### Data about app and page elements:

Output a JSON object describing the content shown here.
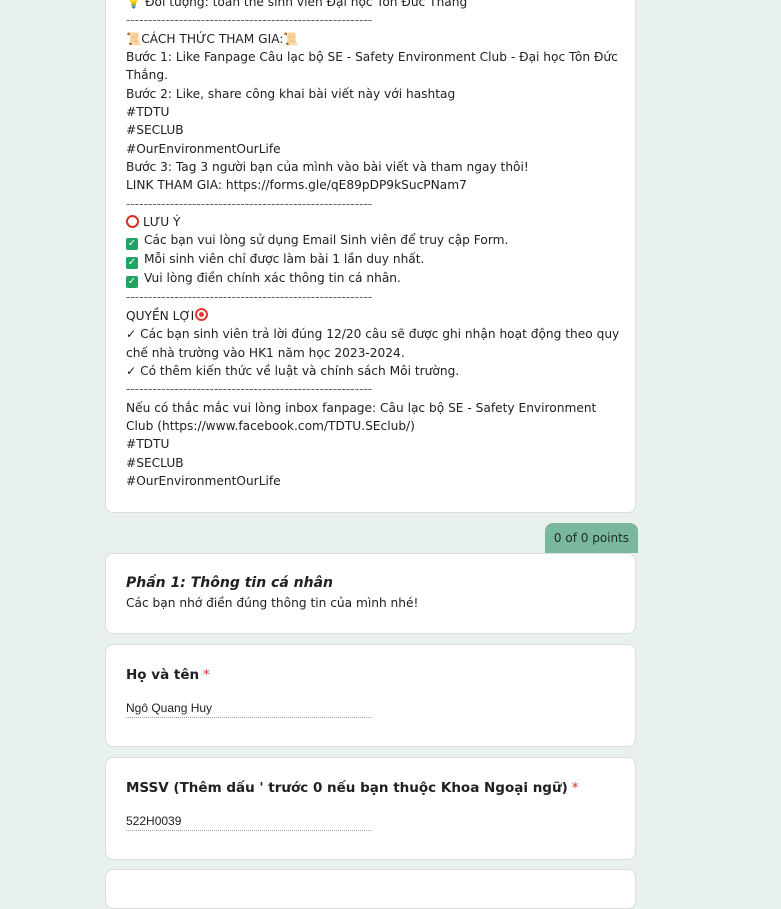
{
  "description": {
    "audience_line": "Đối tượng: toàn thể sinh viên Đại học Tôn Đức Thắng",
    "separator": "--------------------------------------------------------",
    "how_to_join": "CÁCH THỨC THAM GIA:",
    "step1": "Bước 1: Like Fanpage Câu lạc bộ SE - Safety Environment Club - Đại học Tôn Đức Thắng.",
    "step2": "Bước 2: Like, share công khai bài viết này với hashtag",
    "tag1": "#TDTU",
    "tag2": "#SECLUB",
    "tag3": "#OurEnvironmentOurLife",
    "step3": "Bước 3: Tag 3 người bạn của mình vào bài viết và tham ngay thôi!",
    "link": "LINK THAM GIA: https://forms.gle/qE89pDP9kSucPNam7",
    "note_title": "LƯU Ý",
    "note1": "Các bạn vui lòng sử dụng Email Sinh viên để truy cập Form.",
    "note2": "Mỗi sinh viên chỉ được làm bài 1 lần duy nhất.",
    "note3": "Vui lòng điền chính xác thông tin cá nhân.",
    "benefits_title": "QUYỀN LỢI",
    "benefit1": "✓ Các bạn sinh viên trả lời đúng 12/20 câu sẽ được ghi nhận hoạt động theo quy chế nhà trường vào HK1 năm học 2023-2024.",
    "benefit2": "✓ Có thêm kiến thức về luật và chính sách Môi trường.",
    "contact": "Nếu có thắc mắc vui lòng inbox fanpage: Câu lạc bộ SE - Safety Environment Club (https://www.facebook.com/TDTU.SEclub/)",
    "end_tag1": "#TDTU",
    "end_tag2": "#SECLUB",
    "end_tag3": "#OurEnvironmentOurLife"
  },
  "points_badge": "0 of 0 points",
  "section": {
    "title": "Phần 1: Thông tin cá nhân",
    "description": "Các bạn nhớ điền đúng thông tin của mình nhé!"
  },
  "questions": [
    {
      "title": "Họ và tên",
      "required_mark": "*",
      "answer": "Ngô Quang Huy"
    },
    {
      "title": "MSSV (Thêm dấu ' trước 0 nếu bạn thuộc Khoa Ngoại ngữ)",
      "required_mark": "*",
      "answer": "522H0039"
    }
  ],
  "colors": {
    "background": "#e9f1ee",
    "accent_tab": "#7ab89e",
    "required": "#d93025",
    "checkbox": "#1ea362"
  }
}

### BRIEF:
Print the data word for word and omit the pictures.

### SOLUTION BELOW:
Output a JSON object describing the content shown here.
{
  "description": {
    "audience_line": "Đối tượng: toàn thể sinh viên Đại học Tôn Đức Thắng",
    "separator": "--------------------------------------------------------",
    "how_to_join": "CÁCH THỨC THAM GIA:",
    "step1": "Bước 1: Like Fanpage Câu lạc bộ SE - Safety Environment Club - Đại học Tôn Đức Thắng.",
    "step2": "Bước 2: Like, share công khai bài viết này với hashtag",
    "tag1": "#TDTU",
    "tag2": "#SECLUB",
    "tag3": "#OurEnvironmentOurLife",
    "step3": "Bước 3: Tag 3 người bạn của mình vào bài viết và tham ngay thôi!",
    "link": "LINK THAM GIA: https://forms.gle/qE89pDP9kSucPNam7",
    "note_title": "LƯU Ý",
    "note1": "Các bạn vui lòng sử dụng Email Sinh viên để truy cập Form.",
    "note2": "Mỗi sinh viên chỉ được làm bài 1 lần duy nhất.",
    "note3": "Vui lòng điền chính xác thông tin cá nhân.",
    "benefits_title": "QUYỀN LỢI",
    "benefit1": "✓ Các bạn sinh viên trả lời đúng 12/20 câu sẽ được ghi nhận hoạt động theo quy chế nhà trường vào HK1 năm học 2023-2024.",
    "benefit2": "✓ Có thêm kiến thức về luật và chính sách Môi trường.",
    "contact": "Nếu có thắc mắc vui lòng inbox fanpage: Câu lạc bộ SE - Safety Environment Club (https://www.facebook.com/TDTU.SEclub/)",
    "end_tag1": "#TDTU",
    "end_tag2": "#SECLUB",
    "end_tag3": "#OurEnvironmentOurLife"
  },
  "points_badge": "0 of 0 points",
  "section": {
    "title": "Phần 1: Thông tin cá nhân",
    "description": "Các bạn nhớ điền đúng thông tin của mình nhé!"
  },
  "questions": [
    {
      "title": "Họ và tên",
      "required_mark": "*",
      "answer": "Ngô Quang Huy"
    },
    {
      "title": "MSSV (Thêm dấu ' trước 0 nếu bạn thuộc Khoa Ngoại ngữ)",
      "required_mark": "*",
      "answer": "522H0039"
    }
  ],
  "colors": {
    "background": "#e9f1ee",
    "accent_tab": "#7ab89e",
    "required": "#d93025",
    "checkbox": "#1ea362"
  }
}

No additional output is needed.